Would you please copy every line of the material that follows, exactly as it reads?
○ ○ ○ ○ ○
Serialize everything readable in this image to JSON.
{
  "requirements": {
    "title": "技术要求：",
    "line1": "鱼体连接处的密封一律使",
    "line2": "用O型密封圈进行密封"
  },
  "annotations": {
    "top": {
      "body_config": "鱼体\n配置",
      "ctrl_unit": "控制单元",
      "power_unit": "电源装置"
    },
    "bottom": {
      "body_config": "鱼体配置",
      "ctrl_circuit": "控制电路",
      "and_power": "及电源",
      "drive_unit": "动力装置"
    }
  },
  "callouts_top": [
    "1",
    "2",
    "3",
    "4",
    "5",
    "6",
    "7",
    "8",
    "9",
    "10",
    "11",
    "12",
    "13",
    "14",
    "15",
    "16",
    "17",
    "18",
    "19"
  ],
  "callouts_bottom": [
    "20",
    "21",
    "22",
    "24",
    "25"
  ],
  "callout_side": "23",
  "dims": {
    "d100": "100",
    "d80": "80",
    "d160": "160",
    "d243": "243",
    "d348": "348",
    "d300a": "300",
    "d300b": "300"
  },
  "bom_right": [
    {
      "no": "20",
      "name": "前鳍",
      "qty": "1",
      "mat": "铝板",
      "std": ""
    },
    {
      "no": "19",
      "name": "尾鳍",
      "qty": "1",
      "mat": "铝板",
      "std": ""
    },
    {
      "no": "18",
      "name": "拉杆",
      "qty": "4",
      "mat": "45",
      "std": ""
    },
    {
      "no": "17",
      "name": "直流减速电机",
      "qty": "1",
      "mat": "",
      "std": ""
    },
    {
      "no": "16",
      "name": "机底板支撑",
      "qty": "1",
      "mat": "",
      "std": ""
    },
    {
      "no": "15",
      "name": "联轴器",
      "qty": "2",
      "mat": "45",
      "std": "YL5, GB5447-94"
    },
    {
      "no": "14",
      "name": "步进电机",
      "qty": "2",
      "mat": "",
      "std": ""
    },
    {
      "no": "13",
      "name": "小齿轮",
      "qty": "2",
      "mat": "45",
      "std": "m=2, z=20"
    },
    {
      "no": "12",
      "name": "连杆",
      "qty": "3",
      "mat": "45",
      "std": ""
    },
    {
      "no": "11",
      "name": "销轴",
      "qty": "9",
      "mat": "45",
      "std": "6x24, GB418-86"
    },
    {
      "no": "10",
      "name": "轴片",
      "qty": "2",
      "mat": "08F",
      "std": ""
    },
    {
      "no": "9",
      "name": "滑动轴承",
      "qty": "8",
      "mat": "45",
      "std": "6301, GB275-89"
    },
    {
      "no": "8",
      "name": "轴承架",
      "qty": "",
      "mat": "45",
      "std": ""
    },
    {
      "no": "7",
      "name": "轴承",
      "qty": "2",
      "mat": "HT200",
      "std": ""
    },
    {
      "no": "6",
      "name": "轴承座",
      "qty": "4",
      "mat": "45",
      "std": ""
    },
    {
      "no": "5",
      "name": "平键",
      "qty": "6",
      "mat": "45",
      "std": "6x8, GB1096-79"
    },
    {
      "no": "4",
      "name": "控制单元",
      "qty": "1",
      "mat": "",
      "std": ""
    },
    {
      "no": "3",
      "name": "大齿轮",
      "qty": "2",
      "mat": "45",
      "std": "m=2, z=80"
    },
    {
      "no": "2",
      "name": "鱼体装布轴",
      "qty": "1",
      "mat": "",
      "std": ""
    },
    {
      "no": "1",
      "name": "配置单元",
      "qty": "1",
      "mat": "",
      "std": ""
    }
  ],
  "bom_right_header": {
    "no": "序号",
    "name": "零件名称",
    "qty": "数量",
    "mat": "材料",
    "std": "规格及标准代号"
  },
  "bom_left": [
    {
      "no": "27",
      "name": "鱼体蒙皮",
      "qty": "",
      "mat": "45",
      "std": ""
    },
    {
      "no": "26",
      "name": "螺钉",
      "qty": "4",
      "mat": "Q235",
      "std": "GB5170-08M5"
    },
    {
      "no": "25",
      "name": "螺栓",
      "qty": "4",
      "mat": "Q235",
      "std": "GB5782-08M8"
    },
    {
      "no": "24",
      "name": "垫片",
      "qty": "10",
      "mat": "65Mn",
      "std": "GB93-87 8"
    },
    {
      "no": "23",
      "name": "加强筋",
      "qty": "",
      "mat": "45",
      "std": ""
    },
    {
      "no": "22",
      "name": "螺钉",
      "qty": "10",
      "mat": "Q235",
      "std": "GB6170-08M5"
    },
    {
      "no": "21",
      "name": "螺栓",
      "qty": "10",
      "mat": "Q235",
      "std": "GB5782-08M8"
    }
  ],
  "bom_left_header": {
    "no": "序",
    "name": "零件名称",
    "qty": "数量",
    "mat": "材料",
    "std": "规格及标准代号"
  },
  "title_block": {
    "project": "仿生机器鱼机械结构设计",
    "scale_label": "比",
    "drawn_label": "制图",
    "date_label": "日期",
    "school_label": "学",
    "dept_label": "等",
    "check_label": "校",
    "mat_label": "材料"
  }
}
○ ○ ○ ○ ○
Answer for this exercise.
Serialize everything readable in this image to JSON.
{
  "requirements": {
    "title": "技术要求：",
    "line1": "鱼体连接处的密封一律使",
    "line2": "用O型密封圈进行密封"
  },
  "annotations": {
    "top": {
      "body_config": "鱼体\n配置",
      "ctrl_unit": "控制单元",
      "power_unit": "电源装置"
    },
    "bottom": {
      "body_config": "鱼体配置",
      "ctrl_circuit": "控制电路",
      "and_power": "及电源",
      "drive_unit": "动力装置"
    }
  },
  "callouts_top": [
    "1",
    "2",
    "3",
    "4",
    "5",
    "6",
    "7",
    "8",
    "9",
    "10",
    "11",
    "12",
    "13",
    "14",
    "15",
    "16",
    "17",
    "18",
    "19"
  ],
  "callouts_bottom": [
    "20",
    "21",
    "22",
    "24",
    "25"
  ],
  "callout_side": "23",
  "dims": {
    "d100": "100",
    "d80": "80",
    "d160": "160",
    "d243": "243",
    "d348": "348",
    "d300a": "300",
    "d300b": "300"
  },
  "bom_right": [
    {
      "no": "20",
      "name": "前鳍",
      "qty": "1",
      "mat": "铝板",
      "std": ""
    },
    {
      "no": "19",
      "name": "尾鳍",
      "qty": "1",
      "mat": "铝板",
      "std": ""
    },
    {
      "no": "18",
      "name": "拉杆",
      "qty": "4",
      "mat": "45",
      "std": ""
    },
    {
      "no": "17",
      "name": "直流减速电机",
      "qty": "1",
      "mat": "",
      "std": ""
    },
    {
      "no": "16",
      "name": "机底板支撑",
      "qty": "1",
      "mat": "",
      "std": ""
    },
    {
      "no": "15",
      "name": "联轴器",
      "qty": "2",
      "mat": "45",
      "std": "YL5, GB5447-94"
    },
    {
      "no": "14",
      "name": "步进电机",
      "qty": "2",
      "mat": "",
      "std": ""
    },
    {
      "no": "13",
      "name": "小齿轮",
      "qty": "2",
      "mat": "45",
      "std": "m=2, z=20"
    },
    {
      "no": "12",
      "name": "连杆",
      "qty": "3",
      "mat": "45",
      "std": ""
    },
    {
      "no": "11",
      "name": "销轴",
      "qty": "9",
      "mat": "45",
      "std": "6x24, GB418-86"
    },
    {
      "no": "10",
      "name": "轴片",
      "qty": "2",
      "mat": "08F",
      "std": ""
    },
    {
      "no": "9",
      "name": "滑动轴承",
      "qty": "8",
      "mat": "45",
      "std": "6301, GB275-89"
    },
    {
      "no": "8",
      "name": "轴承架",
      "qty": "",
      "mat": "45",
      "std": ""
    },
    {
      "no": "7",
      "name": "轴承",
      "qty": "2",
      "mat": "HT200",
      "std": ""
    },
    {
      "no": "6",
      "name": "轴承座",
      "qty": "4",
      "mat": "45",
      "std": ""
    },
    {
      "no": "5",
      "name": "平键",
      "qty": "6",
      "mat": "45",
      "std": "6x8, GB1096-79"
    },
    {
      "no": "4",
      "name": "控制单元",
      "qty": "1",
      "mat": "",
      "std": ""
    },
    {
      "no": "3",
      "name": "大齿轮",
      "qty": "2",
      "mat": "45",
      "std": "m=2, z=80"
    },
    {
      "no": "2",
      "name": "鱼体装布轴",
      "qty": "1",
      "mat": "",
      "std": ""
    },
    {
      "no": "1",
      "name": "配置单元",
      "qty": "1",
      "mat": "",
      "std": ""
    }
  ],
  "bom_right_header": {
    "no": "序号",
    "name": "零件名称",
    "qty": "数量",
    "mat": "材料",
    "std": "规格及标准代号"
  },
  "bom_left": [
    {
      "no": "27",
      "name": "鱼体蒙皮",
      "qty": "",
      "mat": "45",
      "std": ""
    },
    {
      "no": "26",
      "name": "螺钉",
      "qty": "4",
      "mat": "Q235",
      "std": "GB5170-08M5"
    },
    {
      "no": "25",
      "name": "螺栓",
      "qty": "4",
      "mat": "Q235",
      "std": "GB5782-08M8"
    },
    {
      "no": "24",
      "name": "垫片",
      "qty": "10",
      "mat": "65Mn",
      "std": "GB93-87 8"
    },
    {
      "no": "23",
      "name": "加强筋",
      "qty": "",
      "mat": "45",
      "std": ""
    },
    {
      "no": "22",
      "name": "螺钉",
      "qty": "10",
      "mat": "Q235",
      "std": "GB6170-08M5"
    },
    {
      "no": "21",
      "name": "螺栓",
      "qty": "10",
      "mat": "Q235",
      "std": "GB5782-08M8"
    }
  ],
  "bom_left_header": {
    "no": "序",
    "name": "零件名称",
    "qty": "数量",
    "mat": "材料",
    "std": "规格及标准代号"
  },
  "title_block": {
    "project": "仿生机器鱼机械结构设计",
    "scale_label": "比",
    "drawn_label": "制图",
    "date_label": "日期",
    "school_label": "学",
    "dept_label": "等",
    "check_label": "校",
    "mat_label": "材料"
  }
}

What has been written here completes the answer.